Addicted to Trash

Assemblage and Metal Collage

by Robert Villamagna

November 6 – December 31, 2015

Addicted to Trash/ Robert Villamagna

My earliest recollection of actually “making art” was at about age five, right after my parents and I returned from a day at the Carnegie Museum in Pittsburgh. My parents were not into art, so we did not visit the painting galleries. However, we did view a room filled with knight’s armor, and that had a huge impact on me. When we got home, I began to draw knights in armor, based on the examples I had seen that day in the Carnegie. I didn’t have a sketchbook then, or access to drawing paper. My mom provided me with flattened paper grocery sacks and pieces of white card stock that was part of the packaging of new shirts. Even back then, without my realizing it, I was making art using repurposed materials.

I am passionate about working with found materials, aka my “trash”. I am especially attracted to those items that show use, wear and even some rust. I love stuff with character. I often find myself wondering about the person who made these materials, who used them, who held them. I like to think that a part or energy of that person is still contained in these things, and now it’s transferred into the artwork. I’m giving that discarded piece of metal, or that old photograph, a new life, a different life. I am thrilled that I can use this stuff and that it becomes part of my creative process. These various materials are every bit as important to my art making as is a tray of oils are for a painter.
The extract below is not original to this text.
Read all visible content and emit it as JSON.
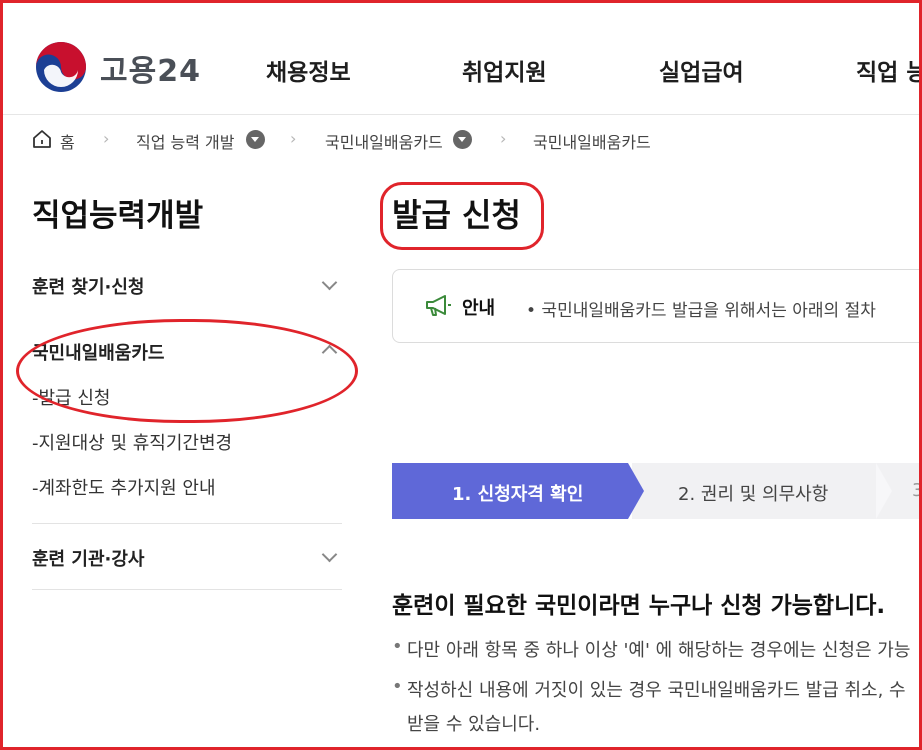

For me, walking through a flea market is like walking through a well- stocked art materials store. The flea market is my palette.

Each piece I make begins with an idea or a spark. I take some time to think about what I want to say visually. I do sketch a lot, and I keep several sketchbooks or journals close at hand, including in my truck. I sketch out most of my ideas, but my finished work may not look exactly like those initial thumbnails, and that is OK. I like to leave plenty of room for serendipity.

Next, I decide on a support. I need a sturdy surface or container upon which I will be attaching my metal or objects. Figure/ground relationships and composition are important to me, so as I build a piece I am keeping design elements in my head. Then, I just build until I feel the work is finished. Sometimes, the question of knowing when to stop can be difficult to answer.

I don’t worry too much about the viewer’s response to my work. I know what my feelings are about the piece, but I would rather the viewer respond in his, or her own way. I do hope that I can engage the viewer for more than a few seconds. I love it when I can stand back and see a person actually studying a piece of work that I have created. That is exciting to me.

Looking back, I feel that I have been an artist nearly all of my life. From that very beginning with the knight’s armor, art has been a way for me to respond to my surroundings, both real and imagined.